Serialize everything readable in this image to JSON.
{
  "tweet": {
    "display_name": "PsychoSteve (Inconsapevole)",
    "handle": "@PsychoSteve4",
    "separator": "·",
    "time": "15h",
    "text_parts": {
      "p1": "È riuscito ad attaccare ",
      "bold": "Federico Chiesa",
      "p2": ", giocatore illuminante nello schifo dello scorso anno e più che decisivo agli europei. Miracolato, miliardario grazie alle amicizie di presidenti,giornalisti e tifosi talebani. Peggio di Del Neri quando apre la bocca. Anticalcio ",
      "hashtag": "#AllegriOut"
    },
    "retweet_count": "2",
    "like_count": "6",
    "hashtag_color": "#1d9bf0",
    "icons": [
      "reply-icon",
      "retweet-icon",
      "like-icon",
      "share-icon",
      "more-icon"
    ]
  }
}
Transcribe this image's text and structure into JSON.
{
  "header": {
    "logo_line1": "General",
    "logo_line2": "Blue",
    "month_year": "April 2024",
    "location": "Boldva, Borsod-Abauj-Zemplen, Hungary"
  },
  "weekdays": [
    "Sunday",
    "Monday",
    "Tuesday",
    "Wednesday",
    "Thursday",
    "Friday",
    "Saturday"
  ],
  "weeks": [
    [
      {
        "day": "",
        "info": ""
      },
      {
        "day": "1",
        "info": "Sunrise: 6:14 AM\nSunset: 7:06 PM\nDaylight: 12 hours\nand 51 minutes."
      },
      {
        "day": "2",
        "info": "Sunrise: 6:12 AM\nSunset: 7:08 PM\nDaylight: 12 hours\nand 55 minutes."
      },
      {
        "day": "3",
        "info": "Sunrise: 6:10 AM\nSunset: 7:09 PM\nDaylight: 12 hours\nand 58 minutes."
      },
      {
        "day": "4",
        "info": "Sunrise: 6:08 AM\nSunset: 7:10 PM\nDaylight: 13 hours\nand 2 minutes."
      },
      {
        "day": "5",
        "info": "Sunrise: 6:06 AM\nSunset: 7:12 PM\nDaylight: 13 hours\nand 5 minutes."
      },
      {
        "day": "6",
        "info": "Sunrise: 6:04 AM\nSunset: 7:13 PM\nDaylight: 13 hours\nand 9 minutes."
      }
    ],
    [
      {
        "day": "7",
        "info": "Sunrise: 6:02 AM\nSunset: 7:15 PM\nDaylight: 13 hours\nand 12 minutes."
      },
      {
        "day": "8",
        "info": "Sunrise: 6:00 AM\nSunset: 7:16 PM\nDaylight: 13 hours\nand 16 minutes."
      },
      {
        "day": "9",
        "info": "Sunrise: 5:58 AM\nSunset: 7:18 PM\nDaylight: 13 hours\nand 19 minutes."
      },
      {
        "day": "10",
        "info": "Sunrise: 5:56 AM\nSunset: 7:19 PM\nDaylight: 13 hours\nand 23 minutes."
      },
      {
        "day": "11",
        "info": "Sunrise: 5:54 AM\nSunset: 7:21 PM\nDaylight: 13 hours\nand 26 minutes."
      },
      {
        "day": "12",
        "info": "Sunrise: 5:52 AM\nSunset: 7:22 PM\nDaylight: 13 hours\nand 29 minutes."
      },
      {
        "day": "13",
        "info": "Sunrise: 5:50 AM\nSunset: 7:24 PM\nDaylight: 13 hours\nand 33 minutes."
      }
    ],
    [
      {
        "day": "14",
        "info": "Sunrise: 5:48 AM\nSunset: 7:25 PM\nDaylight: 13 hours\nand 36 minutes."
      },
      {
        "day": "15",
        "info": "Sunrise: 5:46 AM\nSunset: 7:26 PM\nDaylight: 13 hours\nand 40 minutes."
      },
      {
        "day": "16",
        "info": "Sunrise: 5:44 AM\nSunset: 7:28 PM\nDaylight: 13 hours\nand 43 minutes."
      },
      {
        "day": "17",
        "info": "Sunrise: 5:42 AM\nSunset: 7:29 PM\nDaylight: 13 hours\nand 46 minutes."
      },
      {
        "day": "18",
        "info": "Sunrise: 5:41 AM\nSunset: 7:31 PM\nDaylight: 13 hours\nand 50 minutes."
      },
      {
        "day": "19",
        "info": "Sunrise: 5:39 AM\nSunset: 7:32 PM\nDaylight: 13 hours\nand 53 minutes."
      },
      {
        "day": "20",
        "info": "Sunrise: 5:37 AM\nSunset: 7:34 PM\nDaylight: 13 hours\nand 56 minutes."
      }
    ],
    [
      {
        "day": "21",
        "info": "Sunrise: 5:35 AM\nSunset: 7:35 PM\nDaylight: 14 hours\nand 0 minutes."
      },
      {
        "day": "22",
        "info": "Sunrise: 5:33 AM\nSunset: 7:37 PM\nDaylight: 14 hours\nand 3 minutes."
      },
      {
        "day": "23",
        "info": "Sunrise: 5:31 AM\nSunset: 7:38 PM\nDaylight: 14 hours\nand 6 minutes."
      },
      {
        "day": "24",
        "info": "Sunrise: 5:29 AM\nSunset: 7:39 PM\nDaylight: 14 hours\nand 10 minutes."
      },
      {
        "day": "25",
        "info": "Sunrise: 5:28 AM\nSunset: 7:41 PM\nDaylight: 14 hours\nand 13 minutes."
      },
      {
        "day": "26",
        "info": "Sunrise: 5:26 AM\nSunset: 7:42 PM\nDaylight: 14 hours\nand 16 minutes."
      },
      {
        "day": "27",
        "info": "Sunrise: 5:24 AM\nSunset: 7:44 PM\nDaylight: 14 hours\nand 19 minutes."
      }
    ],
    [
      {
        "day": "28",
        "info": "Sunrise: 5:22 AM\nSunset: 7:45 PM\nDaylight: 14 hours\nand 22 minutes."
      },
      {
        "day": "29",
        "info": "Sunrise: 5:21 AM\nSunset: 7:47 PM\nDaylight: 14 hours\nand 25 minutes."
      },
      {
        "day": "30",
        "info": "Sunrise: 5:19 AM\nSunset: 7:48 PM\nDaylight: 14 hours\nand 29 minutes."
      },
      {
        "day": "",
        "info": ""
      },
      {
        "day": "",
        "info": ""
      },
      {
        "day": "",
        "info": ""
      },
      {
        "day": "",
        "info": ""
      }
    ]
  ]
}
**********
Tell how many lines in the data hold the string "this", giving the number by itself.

▶ [Problem solution] 2